See above. You would think Hans, the lead terrorist, might abandon his plans when McClane kills off 80% of his squad, but apparently not.

More specifically, by Page 58 (46% of the way through the script) McClane had already stolen a key component (detonators) to their plan, yet Hans soldiers on in the hopes that McClane will be taken alive and that for some reason he will tell them where he has hidden the detonators.

Dialogue & Pacing

A few lines appeared like they would lead somewhere but did not. For example, on Page 77:


(to Holly)

I’m tired of sitting here getting cramps on my legs waiting for the cops or your husband to get us all killed…

Unless I’m mistaken (always possible… perhaps probable), at this point in the film it wasn’t obvious to the terrorists that Holly was McClane’s husband. So, I expected Holly to tell Ellis to shut the heck up or for Hans to overhear this conversation, but nothing came of it.

Likewise in another scene William seemed to understand that the terrorists were closing in on McClane. He either had to have known German or had just sensed that McClane was in danger to pick up on this. I presume the latter. Perhaps it worked in the movie.

The pacing was fine, although in regard to story McClane is a bit like the shark in jaws or a cockroach: He just won’t die.

Another note on the unique writing style. Some of the lines are simply confusing to visualize. Here’s one (Page 70:

The service elevator arrives on the third floor and James moves across the room toward the window with the anti-tank weapon. At the window, Alexander puts down his rifle and takes the weapon from James.

So, let’s break down this sequence:

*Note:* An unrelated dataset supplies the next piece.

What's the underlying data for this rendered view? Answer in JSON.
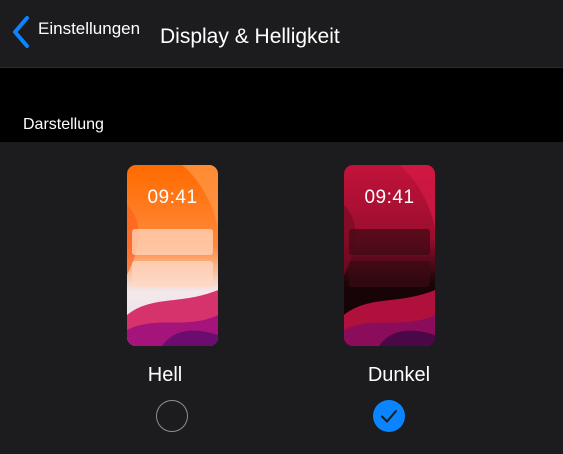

  1. The elevator stops.
  2. James, holding the anti-tank weapon, exits.
  3. James walks to the window.
  4. Alexander notices James.
  5. Alexander puts down his rifle.
  6. Alexander takes the anti-taken weapon from James.

Here’s how I would write it: The service elevator arrives on the third floor. James, holding the anti-tank weapon, exits and moves toward the window, where Alexander stands. Alexander puts down his rifle and accepts James’ weapon.

It’s the same length, but it’s significantly clearer to me what’s happening on the first read through. I had to reread some of the action lines in this script a few times because of the writing style. Perhaps it’s just personal taste.

Emotional Impact

A standard blockbuster. There’s definitely a strong dynamic between McClane and Holly but at no point will one forget this an action movie.

Best Part of The Script

One particular scene to note is when McClane thinks he’s found a trapped office worker that ends up being a terrorist, who plays along. There’s a fun reversal that is somewhat expected, but it still satisfying. Unfortunately I did not take down the page number.